=== Begin Enclosure ===
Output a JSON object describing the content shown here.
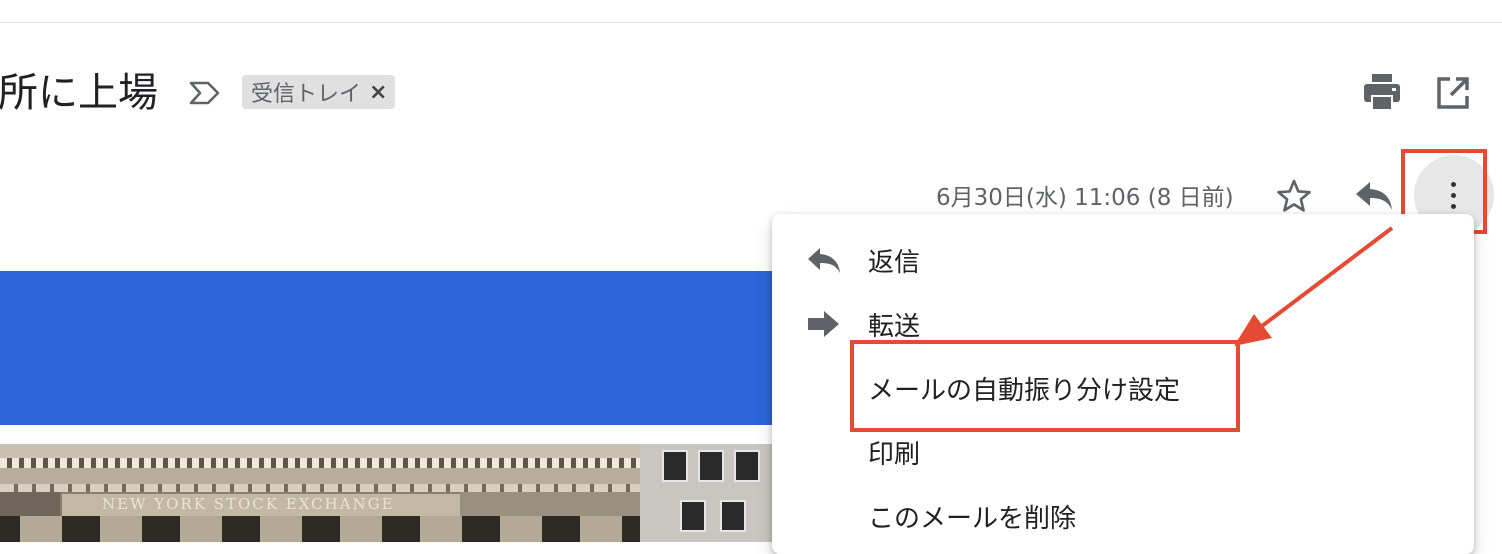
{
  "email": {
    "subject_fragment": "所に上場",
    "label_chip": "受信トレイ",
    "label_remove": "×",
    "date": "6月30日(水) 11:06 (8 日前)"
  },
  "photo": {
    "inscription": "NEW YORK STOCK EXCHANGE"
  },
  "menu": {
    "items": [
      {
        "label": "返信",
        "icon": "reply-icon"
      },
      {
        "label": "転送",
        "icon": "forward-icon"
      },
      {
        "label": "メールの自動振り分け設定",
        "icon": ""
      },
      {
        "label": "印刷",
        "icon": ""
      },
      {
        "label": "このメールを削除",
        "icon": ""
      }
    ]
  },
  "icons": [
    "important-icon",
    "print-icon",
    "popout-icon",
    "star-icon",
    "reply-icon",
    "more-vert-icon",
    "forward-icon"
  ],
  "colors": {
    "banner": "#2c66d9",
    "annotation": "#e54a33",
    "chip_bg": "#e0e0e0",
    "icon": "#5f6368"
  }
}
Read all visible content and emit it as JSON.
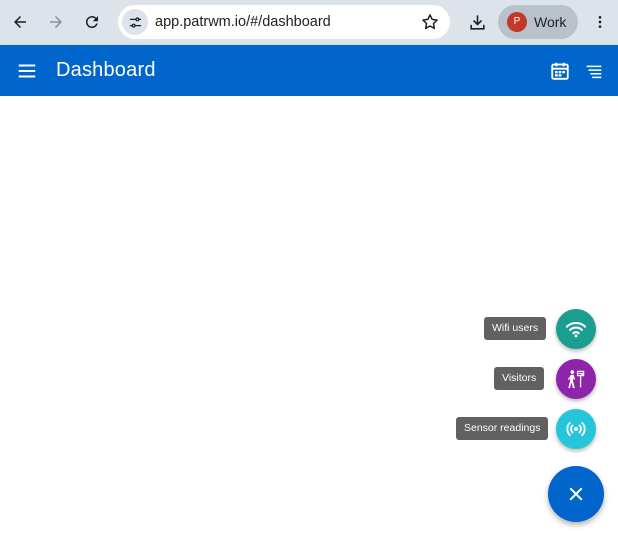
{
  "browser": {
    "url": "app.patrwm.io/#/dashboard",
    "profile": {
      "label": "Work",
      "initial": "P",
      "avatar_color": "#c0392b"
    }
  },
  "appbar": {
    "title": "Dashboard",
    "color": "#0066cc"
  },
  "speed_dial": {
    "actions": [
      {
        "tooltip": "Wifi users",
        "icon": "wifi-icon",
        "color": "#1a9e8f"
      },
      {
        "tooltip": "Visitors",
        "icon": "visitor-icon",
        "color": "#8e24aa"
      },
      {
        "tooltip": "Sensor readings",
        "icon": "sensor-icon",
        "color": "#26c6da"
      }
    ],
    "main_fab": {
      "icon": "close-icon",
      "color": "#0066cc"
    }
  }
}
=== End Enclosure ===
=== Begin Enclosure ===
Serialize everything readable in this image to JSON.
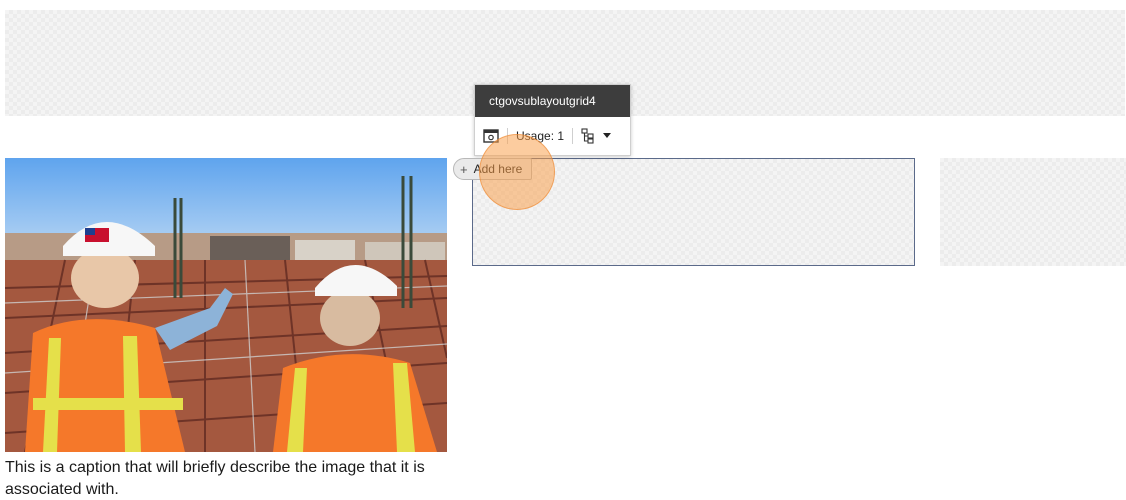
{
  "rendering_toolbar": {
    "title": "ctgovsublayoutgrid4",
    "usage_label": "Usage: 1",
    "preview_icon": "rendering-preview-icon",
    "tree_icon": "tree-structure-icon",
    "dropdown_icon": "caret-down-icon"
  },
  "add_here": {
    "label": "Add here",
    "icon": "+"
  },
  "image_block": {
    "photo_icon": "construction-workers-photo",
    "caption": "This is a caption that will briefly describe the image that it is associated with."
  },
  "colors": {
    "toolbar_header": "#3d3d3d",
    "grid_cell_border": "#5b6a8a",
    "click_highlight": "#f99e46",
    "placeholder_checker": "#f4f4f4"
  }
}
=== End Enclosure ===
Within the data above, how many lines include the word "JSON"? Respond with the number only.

3